Given that I was unable to find my application letter to the minor in writing program, I have chosen to use my go-to cover letter for job applications. While I could pretty much copy/paste the entire letter and use it as a boilerplate sample, these are some of the quotes that stood out to me the most:
“I apply for this position with great enthusiasm, which is founded by my passion for politics and public policy.”
I look at this quote and realize that it really doesn’t explain why I’m enthusiastic about applying for the position. Even though most of the positions I apply to are political/policy-related in nature, nothing specifically about this phrase explains to the application reader why their specific office/company/etc. excites me. I think I originally chose to include it (in my opening paragraph) simply because it sounds good.
“The most important thing this position has taught me, however, is leadership. This position has taught me to be creative in my campus-wide-strategy, but it has also taught me to trust and listen to others’ ideas, which I now believe to be one of the most important leadership qualities.”
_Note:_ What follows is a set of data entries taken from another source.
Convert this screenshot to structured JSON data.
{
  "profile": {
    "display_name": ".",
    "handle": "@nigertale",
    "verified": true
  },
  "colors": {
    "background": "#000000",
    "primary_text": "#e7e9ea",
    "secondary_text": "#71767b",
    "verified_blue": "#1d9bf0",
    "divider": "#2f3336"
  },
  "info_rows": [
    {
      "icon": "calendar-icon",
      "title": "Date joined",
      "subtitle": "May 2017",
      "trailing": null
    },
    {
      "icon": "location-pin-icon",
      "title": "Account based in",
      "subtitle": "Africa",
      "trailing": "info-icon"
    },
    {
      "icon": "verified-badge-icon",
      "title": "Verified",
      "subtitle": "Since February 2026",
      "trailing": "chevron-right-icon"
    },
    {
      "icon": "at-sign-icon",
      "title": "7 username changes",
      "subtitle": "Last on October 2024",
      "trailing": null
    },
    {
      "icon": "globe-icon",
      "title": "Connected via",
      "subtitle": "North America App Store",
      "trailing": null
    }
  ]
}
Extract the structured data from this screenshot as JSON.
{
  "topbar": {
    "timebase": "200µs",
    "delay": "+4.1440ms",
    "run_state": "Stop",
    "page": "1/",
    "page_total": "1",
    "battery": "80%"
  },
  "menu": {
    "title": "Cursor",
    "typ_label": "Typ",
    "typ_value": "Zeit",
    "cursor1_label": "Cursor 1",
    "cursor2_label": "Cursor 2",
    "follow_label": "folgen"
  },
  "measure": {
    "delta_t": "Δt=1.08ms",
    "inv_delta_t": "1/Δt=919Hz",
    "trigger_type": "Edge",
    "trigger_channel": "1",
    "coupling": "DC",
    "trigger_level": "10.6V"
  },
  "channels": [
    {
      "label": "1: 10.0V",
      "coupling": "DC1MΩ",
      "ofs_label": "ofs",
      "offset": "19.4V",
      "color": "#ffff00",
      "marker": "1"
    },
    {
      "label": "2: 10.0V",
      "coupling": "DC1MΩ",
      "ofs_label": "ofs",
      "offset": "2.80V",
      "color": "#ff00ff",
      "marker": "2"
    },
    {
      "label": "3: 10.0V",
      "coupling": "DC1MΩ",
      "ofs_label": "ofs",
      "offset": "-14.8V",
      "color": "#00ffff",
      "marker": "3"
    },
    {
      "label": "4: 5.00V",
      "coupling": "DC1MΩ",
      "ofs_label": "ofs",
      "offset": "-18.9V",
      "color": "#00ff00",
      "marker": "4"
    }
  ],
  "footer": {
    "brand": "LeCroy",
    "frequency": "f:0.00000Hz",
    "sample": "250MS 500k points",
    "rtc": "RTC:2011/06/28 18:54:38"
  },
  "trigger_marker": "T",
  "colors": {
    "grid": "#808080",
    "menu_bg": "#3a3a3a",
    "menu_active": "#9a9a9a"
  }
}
I added this quote because I wanted to emphasize my leadership skills. But reading back, I realize that most leaders are creative and good listeners. There’s nothing unique about those qualities and they, in all honesty, don’t relate to my experiences in the position I’m referring to.
“I think I am a candidate with great communication skills, political experience, and strong motivation, which will bring unique experiences to the Congressman’s Office. I am truly thrilled about the prospect of joining your team.”
This quote, last but not least, is the epitome of boilerplate. Communication skills, experience, and motivation – what else am I supposed to mention in a cover letter? I included this because I felt it was the only acceptable way to conclude my letter. While that may be true, I certainly could update this phrase to make it less generic than it already is.